Nevertheless, it boasted two cowl-mounted 13mm MG 131 heavy machine guns and two 20mm MG 151/20 autocannons in the wingroot, all synchronized to fire through the propeller arc.
Additionally, the Fw 190 D-9 offered remarkable speed, superior climb rates, and generally better handling than both its predecessors and enemy rivals. Consequently, it proved a formidable adversary to the P-51s and later model Spitfires.
Fw 190 F-8: Ground Attack
The Fw 190 F series, derived from the A series, were designed as close support aircraft on the battlefield. Subsequently, the long-range attack G series developed when engineers sought to extend the F series’ range.
The first Fw 190F configuration was tested on an Fw 190 A-0/U4 model. Similarly to the Rüstsätze, Umrüst-Bausätze kits served the same purpose, but were typically factory fitted.
Successful early tests with centerline and wing-mounted bomb racks gave further development a green light.
New armor was added to the fuselage bottom and cowling to protect the fuel tanks and pilot from ground fire, complemented by stronger landing gear and outer wing-mounted armament.
Consequently, this new configuration, A-4/U3, was eventually renamed the Fw 190 F-1, initiating the series.
The F-8 aircraft, derived from the widely-produced A-8, hosted an enhanced compressor and fuel injection system, enabling marginal performance improvements at low altitudes.
Additionally, it featured a new FuG 16 ZS radio unit, enhancing communication with allied ground troops.
The Fw 190F-8 maintained firepower akin to the Fw 190A-8/R8, employing two 20 mm MG 151/20 cannons in the wing roots and two 13 mm MG 131 machine guns above the engine.
Special Rüstsätze and Umrüst-Bausätze kits introduced bomb racks or expanded fuel tank capacity, providing additional range or improved ground attack capability.
Moreover, in 1944, the Luftwaffe investigated various missile launching systems on the F-series, aiming to craft a more potent anti-tank aircraft to contend with Soviet tanks on the Eastern Front.
The Fw 190 served on every major Luftwaffe combat front after 1941, excelling in various roles. It first encountered combat on the Western Front in August 1941, demonstrating superiority over the Mk V Spitfire.
However, the Spitfire maintained a notable advantage with its superior turn radius over both the Fw 190 and the Bf 109.
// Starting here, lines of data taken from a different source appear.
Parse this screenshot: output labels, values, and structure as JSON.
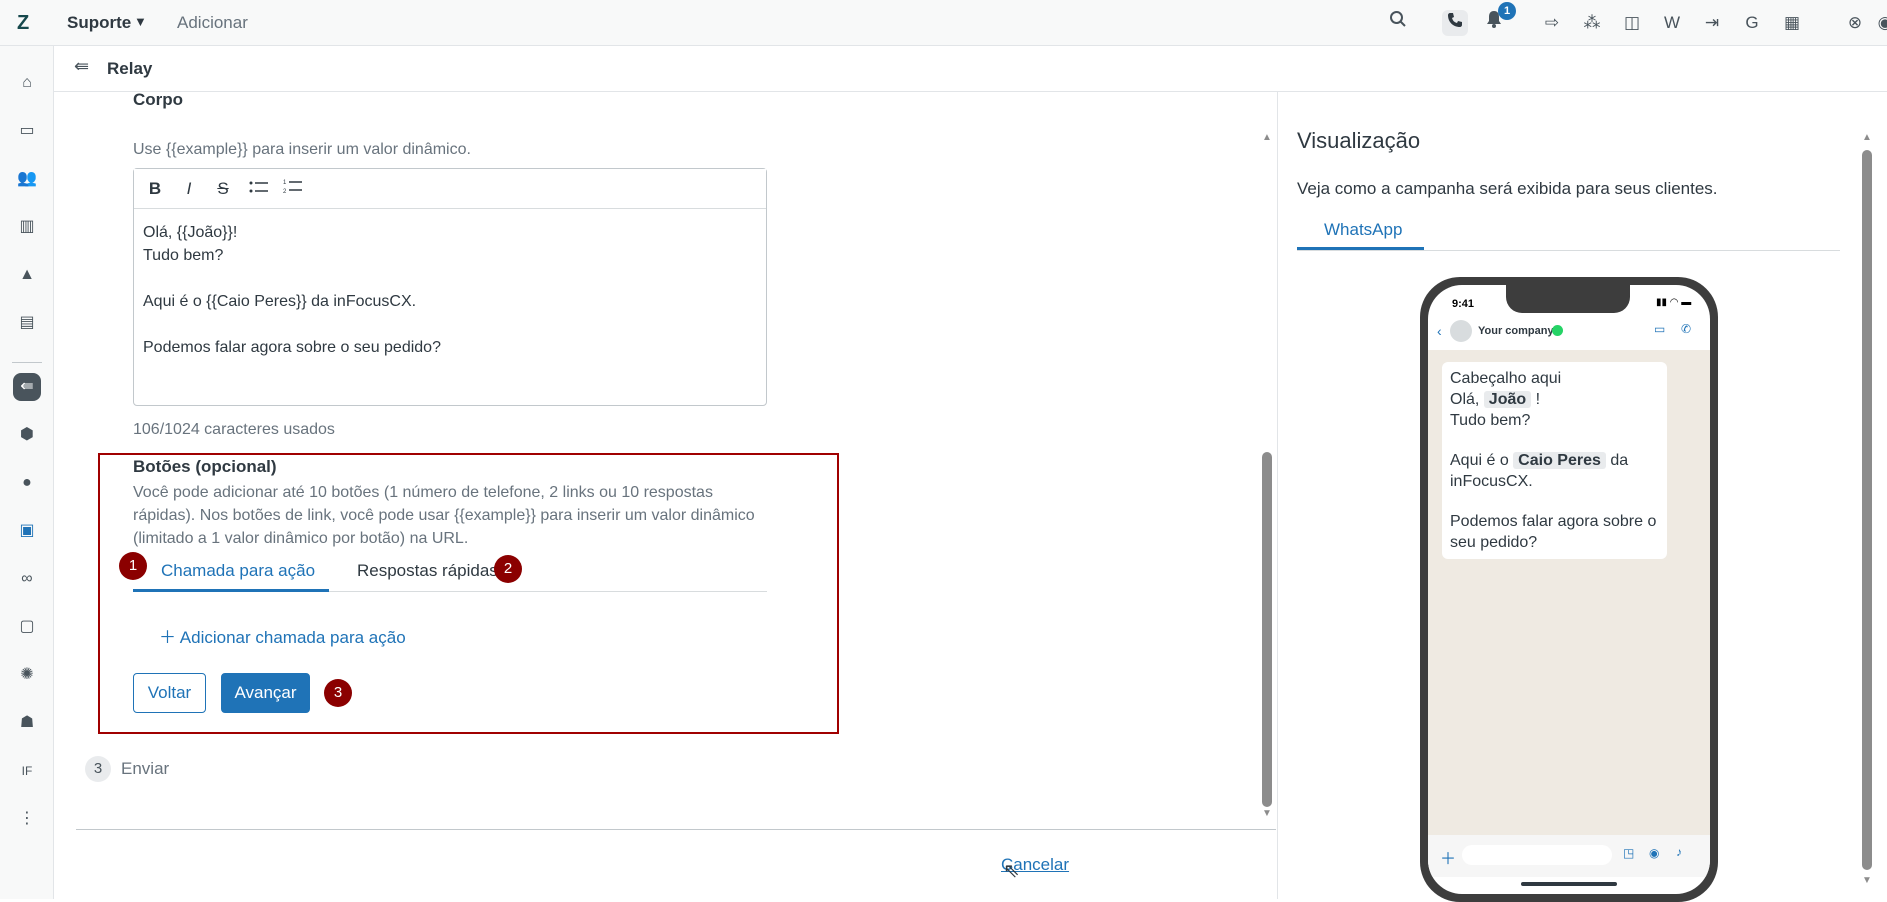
{
  "topbar": {
    "product": "Suporte",
    "add_label": "Adicionar",
    "notification_count": "1"
  },
  "sidebar": {
    "initials": "IF"
  },
  "app": {
    "title": "Relay"
  },
  "body_section": {
    "title": "Corpo",
    "help": "Use {{example}} para inserir um valor dinâmico.",
    "editor_lines": [
      "Olá, {{João}}!",
      "Tudo bem?",
      "",
      "Aqui é o {{Caio Peres}} da inFocusCX.",
      "",
      "Podemos falar agora sobre o seu pedido?"
    ],
    "char_count": "106/1024 caracteres usados"
  },
  "buttons_section": {
    "title": "Botões (opcional)",
    "help": "Você pode adicionar até 10 botões (1 número de telefone, 2 links ou 10 respostas rápidas). Nos botões de link, você pode usar {{example}} para inserir um valor dinâmico (limitado a 1 valor dinâmico por botão) na URL.",
    "tabs": [
      {
        "label": "Chamada para ação",
        "active": true,
        "marker": "1"
      },
      {
        "label": "Respostas rápidas",
        "active": false,
        "marker": "2"
      }
    ],
    "add_cta": "Adicionar chamada para ação",
    "back_label": "Voltar",
    "next_label": "Avançar",
    "next_marker": "3"
  },
  "step3": {
    "number": "3",
    "label": "Enviar"
  },
  "footer": {
    "cancel_label": "Cancelar"
  },
  "preview": {
    "title": "Visualização",
    "subtitle": "Veja como a campanha será exibida para seus clientes.",
    "tab": "WhatsApp",
    "phone_time": "9:41",
    "company": "Your company",
    "message": {
      "header": "Cabeçalho aqui",
      "greeting_prefix": "Olá,",
      "greeting_var": "João",
      "greeting_suffix": "!",
      "line2": "Tudo bem?",
      "line3_prefix": "Aqui é o",
      "line3_var": "Caio Peres",
      "line3_suffix": "da",
      "line3_cont": "inFocusCX.",
      "line4": "Podemos falar agora sobre o seu pedido?"
    }
  },
  "colors": {
    "accent": "#1f73b7",
    "highlight_border": "#a00000",
    "marker": "#8b0000"
  }
}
Nonetheless, the Fw 190 surpassed the Spitfire Mk. V in numerous aspects, including roll rate, speed, acceleration, and dive performance.
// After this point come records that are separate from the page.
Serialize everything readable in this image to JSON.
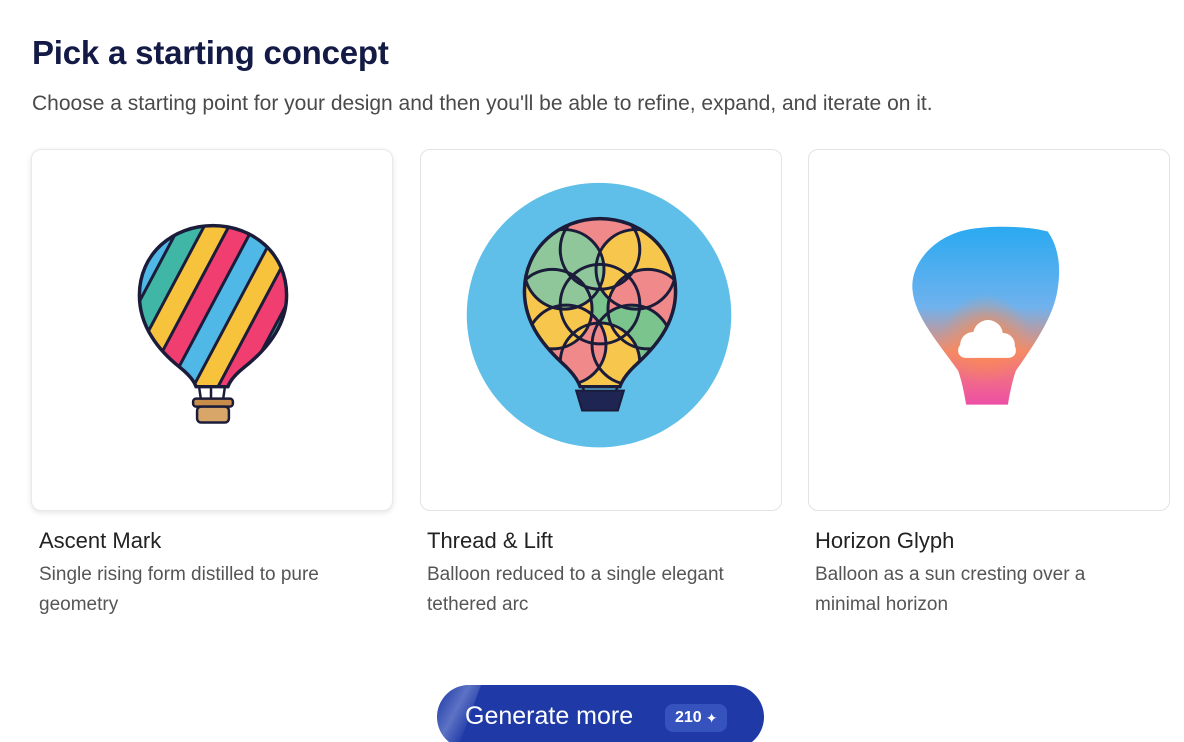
{
  "header": {
    "title": "Pick a starting concept",
    "subtitle": "Choose a starting point for your design and then you'll be able to refine, expand, and iterate on it."
  },
  "concepts": [
    {
      "name": "Ascent Mark",
      "description": "Single rising form distilled to pure geometry",
      "icon": "striped-hot-air-balloon-icon"
    },
    {
      "name": "Thread & Lift",
      "description": "Balloon reduced to a single elegant tethered arc",
      "icon": "floral-hot-air-balloon-icon"
    },
    {
      "name": "Horizon Glyph",
      "description": "Balloon as a sun cresting over a minimal horizon",
      "icon": "gradient-balloon-cloud-icon"
    }
  ],
  "generate": {
    "label": "Generate more",
    "credits": "210",
    "credit_icon": "sparkle-icon"
  },
  "colors": {
    "heading": "#121a45",
    "button": "#1f3aa6",
    "card_border": "#e3e3e3",
    "sky_circle": "#5fbfe8"
  }
}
Consequently, the Fw 190’s addition to the Jagdwaffe enabled Germans to repel RAF attacks and achieve local air superiority until the Spitfire Mk. IX’s summer 1942 debut.
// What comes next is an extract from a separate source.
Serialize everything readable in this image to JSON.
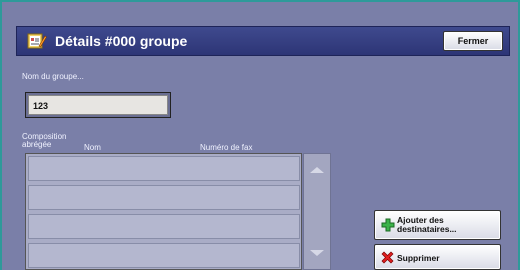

In June 1942, Oberleutnant Armin Faber of JG 2 inadvertently landed his Fw 190 A-3 at a British airfield, granting the RAF an opportunity to pit the Mk. IX against the 190 and develop counter-tactics.
Over its production span,there were more than 20,000 Fw 190s across all variants. The showcased Fw 190D-9 was allocated to the JG3 “Udet” Geschwader. Named after Ernst Udet, Germany’s top surviving ace from World War I, JG3 stands out as one of the Luftwaffe’s most renowned fighter units.